_PROBLEM DESCRIPTION_: Emit the data below verbatim, stripping out any pictures.

[Page and application data records]
►

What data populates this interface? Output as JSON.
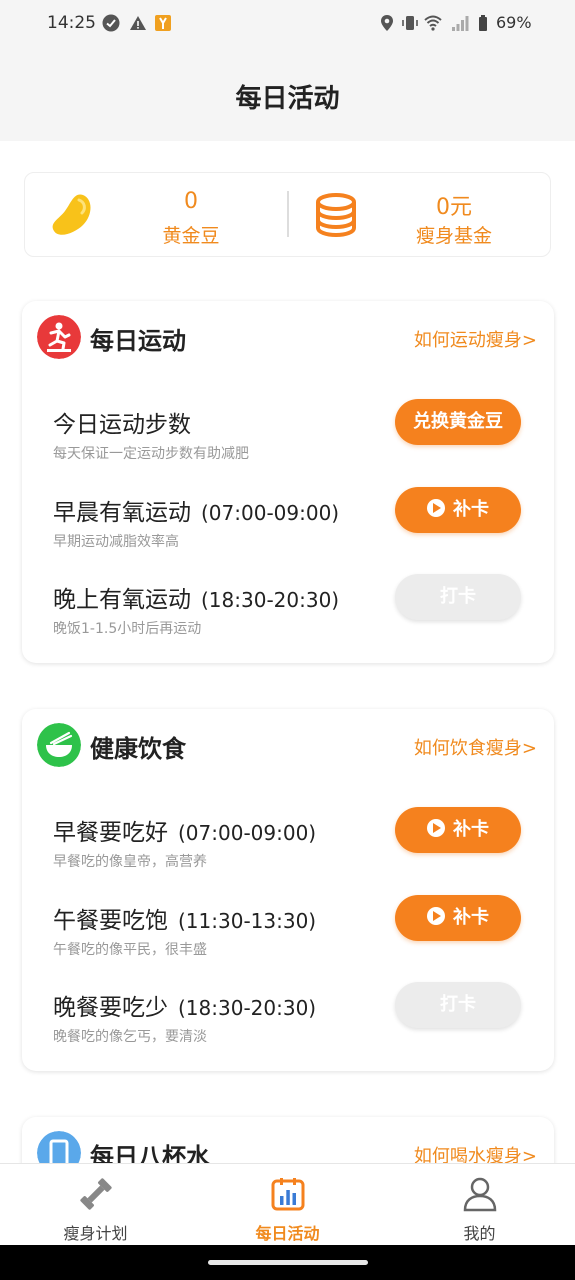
{
  "status_bar": {
    "time": "14:25",
    "battery_percent": "69%",
    "icons": [
      "check-circle-icon",
      "warning-icon",
      "app-notification-icon",
      "location-icon",
      "vibrate-icon",
      "wifi-icon",
      "signal-icon",
      "battery-icon"
    ]
  },
  "header": {
    "title": "每日活动"
  },
  "stats": {
    "beans": {
      "value": "0",
      "label": "黄金豆",
      "icon": "bean-icon"
    },
    "fund": {
      "value": "0元",
      "label": "瘦身基金",
      "icon": "coins-icon"
    }
  },
  "exercise": {
    "title": "每日运动",
    "link": "如何运动瘦身>",
    "icon": "exercise-icon",
    "tasks": [
      {
        "name": "今日运动步数",
        "time": "",
        "desc": "每天保证一定运动步数有助减肥",
        "button": "兑换黄金豆",
        "style": "orange"
      },
      {
        "name": "早晨有氧运动",
        "time": "(07:00-09:00)",
        "desc": "早期运动减脂效率高",
        "button": "补卡",
        "style": "orange-play"
      },
      {
        "name": "晚上有氧运动",
        "time": "(18:30-20:30)",
        "desc": "晚饭1-1.5小时后再运动",
        "button": "打卡",
        "style": "gray"
      }
    ]
  },
  "diet": {
    "title": "健康饮食",
    "link": "如何饮食瘦身>",
    "icon": "bowl-icon",
    "tasks": [
      {
        "name": "早餐要吃好",
        "time": "(07:00-09:00)",
        "desc": "早餐吃的像皇帝，高营养",
        "button": "补卡",
        "style": "orange-play"
      },
      {
        "name": "午餐要吃饱",
        "time": "(11:30-13:30)",
        "desc": "午餐吃的像平民，很丰盛",
        "button": "补卡",
        "style": "orange-play"
      },
      {
        "name": "晚餐要吃少",
        "time": "(18:30-20:30)",
        "desc": "晚餐吃的像乞丐，要清淡",
        "button": "打卡",
        "style": "gray"
      }
    ]
  },
  "water": {
    "title": "每日八杯水",
    "link": "如何喝水瘦身>",
    "icon": "water-cup-icon"
  },
  "tabbar": {
    "tabs": [
      {
        "label": "瘦身计划",
        "icon": "dumbbell-icon"
      },
      {
        "label": "每日活动",
        "icon": "calendar-chart-icon",
        "active": true
      },
      {
        "label": "我的",
        "icon": "person-icon"
      }
    ]
  },
  "colors": {
    "accent": "#f5811e",
    "red_icon": "#e8393a",
    "green_icon": "#2ec24a",
    "blue_icon": "#5aa8ea"
  }
}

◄

_COMPLETED TASK_:
What data populates this interface? Output as JSON.
{
  "status_bar": {
    "time": "14:25",
    "battery_percent": "69%",
    "icons": [
      "check-circle-icon",
      "warning-icon",
      "app-notification-icon",
      "location-icon",
      "vibrate-icon",
      "wifi-icon",
      "signal-icon",
      "battery-icon"
    ]
  },
  "header": {
    "title": "每日活动"
  },
  "stats": {
    "beans": {
      "value": "0",
      "label": "黄金豆",
      "icon": "bean-icon"
    },
    "fund": {
      "value": "0元",
      "label": "瘦身基金",
      "icon": "coins-icon"
    }
  },
  "exercise": {
    "title": "每日运动",
    "link": "如何运动瘦身>",
    "icon": "exercise-icon",
    "tasks": [
      {
        "name": "今日运动步数",
        "time": "",
        "desc": "每天保证一定运动步数有助减肥",
        "button": "兑换黄金豆",
        "style": "orange"
      },
      {
        "name": "早晨有氧运动",
        "time": "(07:00-09:00)",
        "desc": "早期运动减脂效率高",
        "button": "补卡",
        "style": "orange-play"
      },
      {
        "name": "晚上有氧运动",
        "time": "(18:30-20:30)",
        "desc": "晚饭1-1.5小时后再运动",
        "button": "打卡",
        "style": "gray"
      }
    ]
  },
  "diet": {
    "title": "健康饮食",
    "link": "如何饮食瘦身>",
    "icon": "bowl-icon",
    "tasks": [
      {
        "name": "早餐要吃好",
        "time": "(07:00-09:00)",
        "desc": "早餐吃的像皇帝，高营养",
        "button": "补卡",
        "style": "orange-play"
      },
      {
        "name": "午餐要吃饱",
        "time": "(11:30-13:30)",
        "desc": "午餐吃的像平民，很丰盛",
        "button": "补卡",
        "style": "orange-play"
      },
      {
        "name": "晚餐要吃少",
        "time": "(18:30-20:30)",
        "desc": "晚餐吃的像乞丐，要清淡",
        "button": "打卡",
        "style": "gray"
      }
    ]
  },
  "water": {
    "title": "每日八杯水",
    "link": "如何喝水瘦身>",
    "icon": "water-cup-icon"
  },
  "tabbar": {
    "tabs": [
      {
        "label": "瘦身计划",
        "icon": "dumbbell-icon"
      },
      {
        "label": "每日活动",
        "icon": "calendar-chart-icon",
        "active": true
      },
      {
        "label": "我的",
        "icon": "person-icon"
      }
    ]
  },
  "colors": {
    "accent": "#f5811e",
    "red_icon": "#e8393a",
    "green_icon": "#2ec24a",
    "blue_icon": "#5aa8ea"
  }
}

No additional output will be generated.